Those who know about the Baha’i Faith, and who have investigated and studied it carefully, are well aware that the fundamental tenets of of this religion are in a clear way consistent and even one with the principles and concepts of human rights. It is sufficient to glance at the fundamental teachings of this religion:
- The oneness of humanity,
- Equality of women and men,
- Universal Peace,
- Elimination of extremes of wealth and poverty,
- Universal compulsory education,
- Establishment of Universal House of Justice,
- Elimination of prejudice, and so on!

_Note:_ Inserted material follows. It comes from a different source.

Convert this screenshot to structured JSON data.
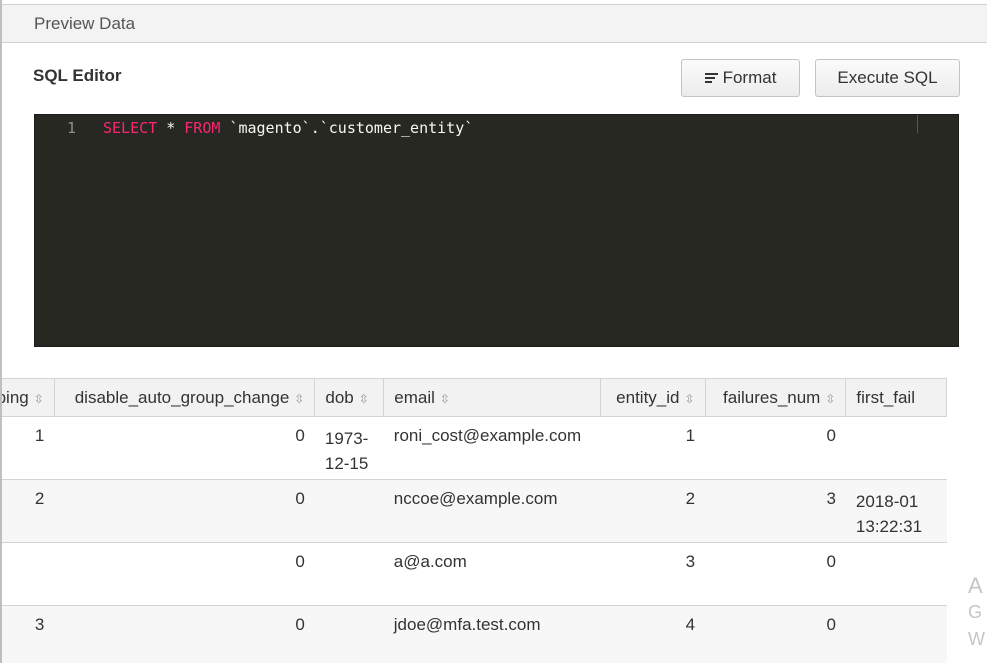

A strong emphasis on fundamental concepts such as universal peace, justice and the equality of women and men in this Iranian religion properly reflects the common understanding of a segment of Iranian society with the principles of the International Declaration of Human Rights; a common understanding that brings the Baha’i community a lot closer to the international community (and Iranian society very far). This is true even though Baha’i community values are derived from Iranian community and society ‒ instead of trying to destroying it, or being ignored by intellectuals, these should be converted to the social and political values of the entire Iranian society. But the alienation and estrangement towards the unfamiliar in Iranian society is such that it still tries to convert the renewal of the Iranian man – which is connected to wide-open horizons ‒ to conspiracy, and reduce it to a creation of foreign nations. No one has ever arisen to kill himself in such a heinous way!
Nevertheless, the Baha’i community, in spite of all the malice and obstinacy brought to bear against it, and in spite of all the pains and wounds on its body, uses non-violent means to achieve its goals ‒ especially the use of education and raising public understanding, which is the fundamental purpose of human rights education as well, in which they try to bring human beings close to the truth and increase awareness. Insults and intimidation, suffering, torture and slavery, humiliation, hunger, violence, war and destruction to life and human dignity will not open a path to a dignified life or to human nobility; perhaps on the contrary, they will close any previously opened pathway.
Wrap-up: When one views some people or some part of the world as alien, in reality one has actually alienated oneself from those people or part of the world. No one in this world is foreign to another, unless someone is alienated from his own human self, and from the world.